Today was the first class of a new Mystery at Bedecked and Beadazzled. We are stitching the lovely very traditional Colors of Praise Tree. Marie Barber the designer behind the Colors of Praise line is a delight. She has years of designing for Cross Stitch in her history and has now branched into needlepoint. Her designs are typically traditional but she updates them with brighter colors and fun borders. This isn’t your grandmother’s needlepoint anymore!
Marie just bubbles over with enthusiasm for what she does. Here we are at the TNNA market last month.
Our tree is classical trompe l’oeil composition. Trompe l’oeil means to fool the eye. We are going to fool the eye with our needlepoint. Technically we are always fooling the eye, as needlepoint generally starts as a flat 2D picture and then we add dimension.

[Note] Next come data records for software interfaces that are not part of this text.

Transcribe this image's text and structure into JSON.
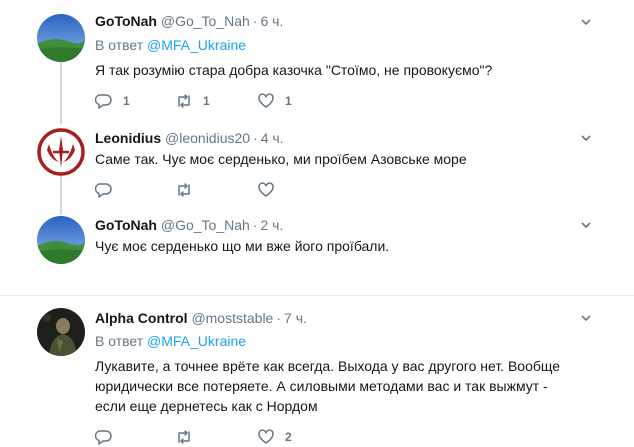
{
  "tweets": [
    {
      "name": "GoToNah",
      "handle": "@Go_To_Nah",
      "time": "6 ч.",
      "reply_prefix": "В ответ",
      "reply_to": "@MFA_Ukraine",
      "text": "Я так розумію стара добра казочка \"Стоїмо, не провокуємо\"?",
      "replies": "1",
      "retweets": "1",
      "likes": "1"
    },
    {
      "name": "Leonidius",
      "handle": "@leonidius20",
      "time": "4 ч.",
      "text": "Саме так. Чує моє серденько, ми проїбем Азовське море"
    },
    {
      "name": "GoToNah",
      "handle": "@Go_To_Nah",
      "time": "2 ч.",
      "text": "Чує моє серденько що ми вже його проїбали."
    },
    {
      "name": "Alpha Control",
      "handle": "@moststable",
      "time": "7 ч.",
      "reply_prefix": "В ответ",
      "reply_to": "@MFA_Ukraine",
      "text": "Лукавите, а точнее врёте как всегда. Выхода у вас другого нет. Вообще юридически все потеряете. А силовыми методами вас и так выжмут - если еще дернетесь как с Нордом",
      "replies": "",
      "retweets": "",
      "likes": "2"
    }
  ],
  "colors": {
    "link": "#1da1f2",
    "secondary": "#657786",
    "thread_line": "#cfd9de",
    "divider": "#e6ecf0"
  },
  "icons": {
    "reply": "reply-icon",
    "retweet": "retweet-icon",
    "like": "heart-icon",
    "menu": "chevron-down-icon"
  }
}
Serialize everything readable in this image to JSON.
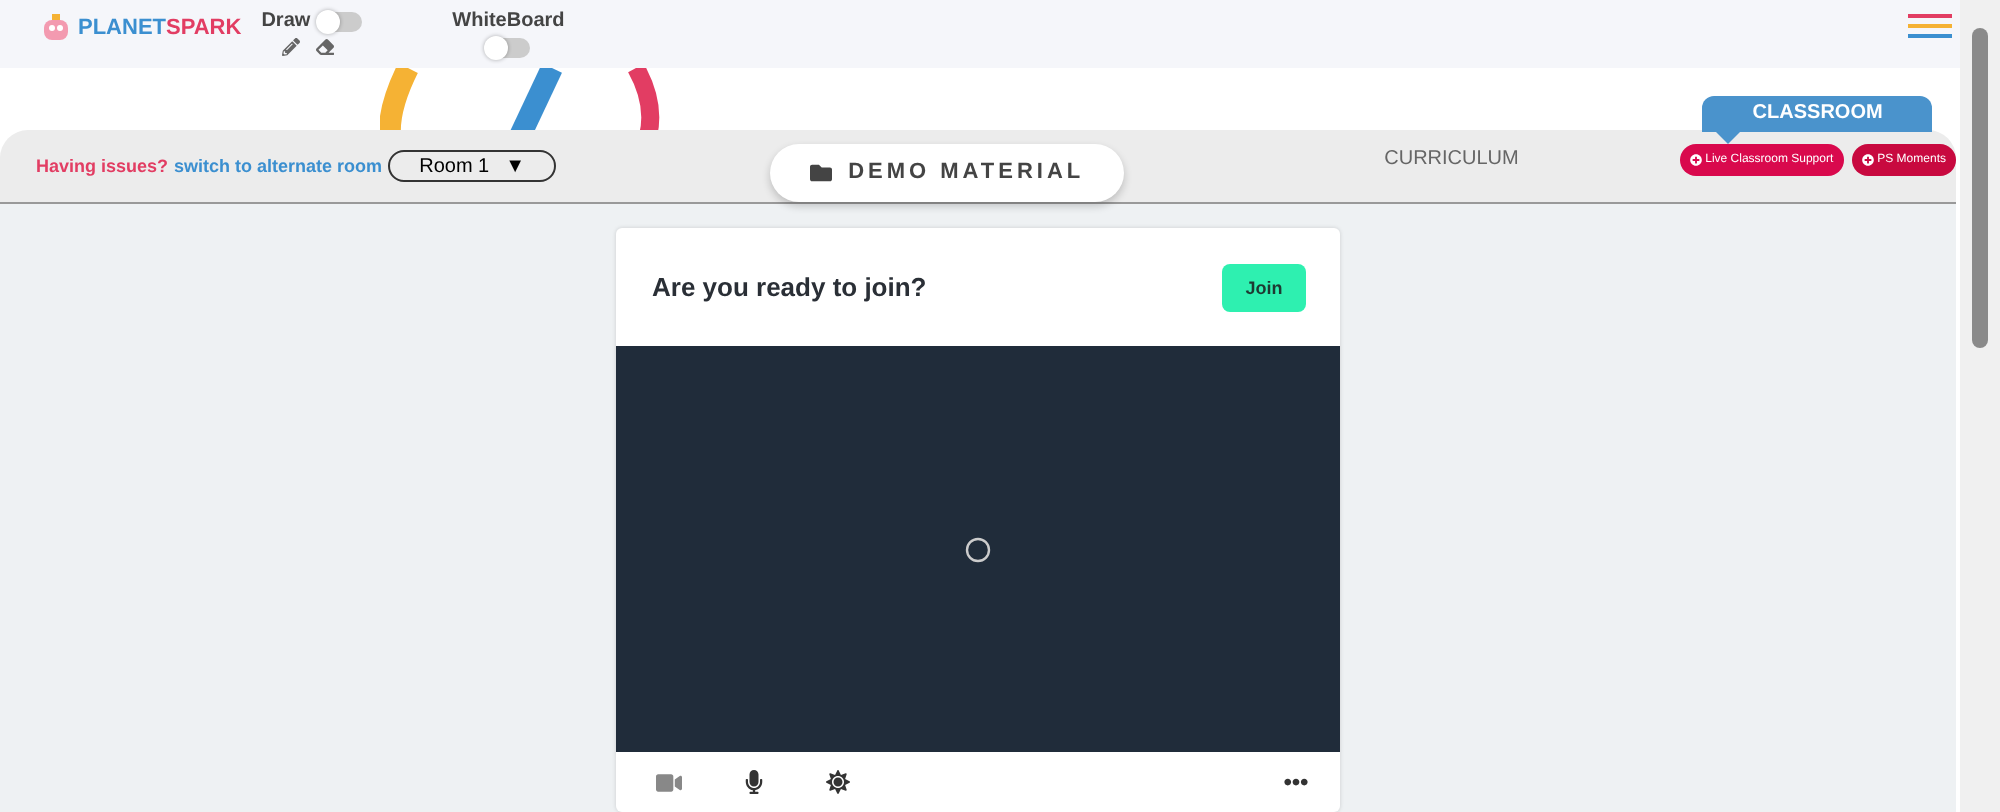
{
  "header": {
    "logo": {
      "word_1": "PLANET",
      "word_2": "SPARK"
    },
    "draw": {
      "label": "Draw",
      "on": false
    },
    "whiteboard": {
      "label": "WhiteBoard",
      "on": false
    }
  },
  "toolbar": {
    "issue_text": "Having issues?",
    "switch_link": "switch to alternate room",
    "room_select": {
      "value": "Room 1",
      "caret": "▼"
    }
  },
  "tabs": [
    {
      "label": "DEMO MATERIAL",
      "selected": true
    },
    {
      "label": "CURRICULUM",
      "selected": false
    }
  ],
  "classroom": {
    "label": "CLASSROOM",
    "buttons": [
      "Live Classroom Support",
      "PS Moments"
    ]
  },
  "join_card": {
    "title": "Are you ready to join?",
    "button": "Join"
  }
}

This time we are going to try to add not only dimension but perspective and maybe even make things look like they move in and out from their surroundings.
As is typical with the first lesson of most of my mysteries we are going to lay the ground work with the basics first. We started with the planter and the arches which are primarily basketweave with a little magic worked in.
Look carefully at the arches. At the bottom of the canvas, they are way in the back at the far edge of the flooring. As we move up the canvas to the top, they suddenly come forward in front of everything else. All this thanks to a few carefully placed French Knots!
The beautiful beaded fruit sets the stage for the leaves which will follow.
We had a great group of ladies in class today, new faces and old. As the saying goes there is one in every crowd. In today’s case there were two. Two creative souls who have already decided to start changing things up. They both decided that the orange at the top of the canvas was just tooooooo orange. Jeanne started by coloring over the orange on her canvas with a purple Sharpie.
And then stitching over it with a pink/purple Floss Overdye (#1152). Look at how cool it looks!!! We’ll have to wait and see if she changes the beads on her fruit. Time will tell on that detail.
Sheri also felt the orange was just too bright. (OK, those are words you rarely hear from me.) For her canvas she colored the orange with brown marker. You don’t have to completely color the area, you just need to lightly layer your marker over top.
The brown underneath is just enough that it softens the area so that the original orange floss can still be used. Everyone is now happy with their colors. Remember, if you choose to change any colors on a canvas, start slow. A light layer of marker may be just enough. There’s no turning back. Make sure your markers are permanent and as an extra measure of caution make sure your piece will not need tog get wet in the finishing process.
Until next time….. I have fun things planned, and I promise, no Tent Stitches.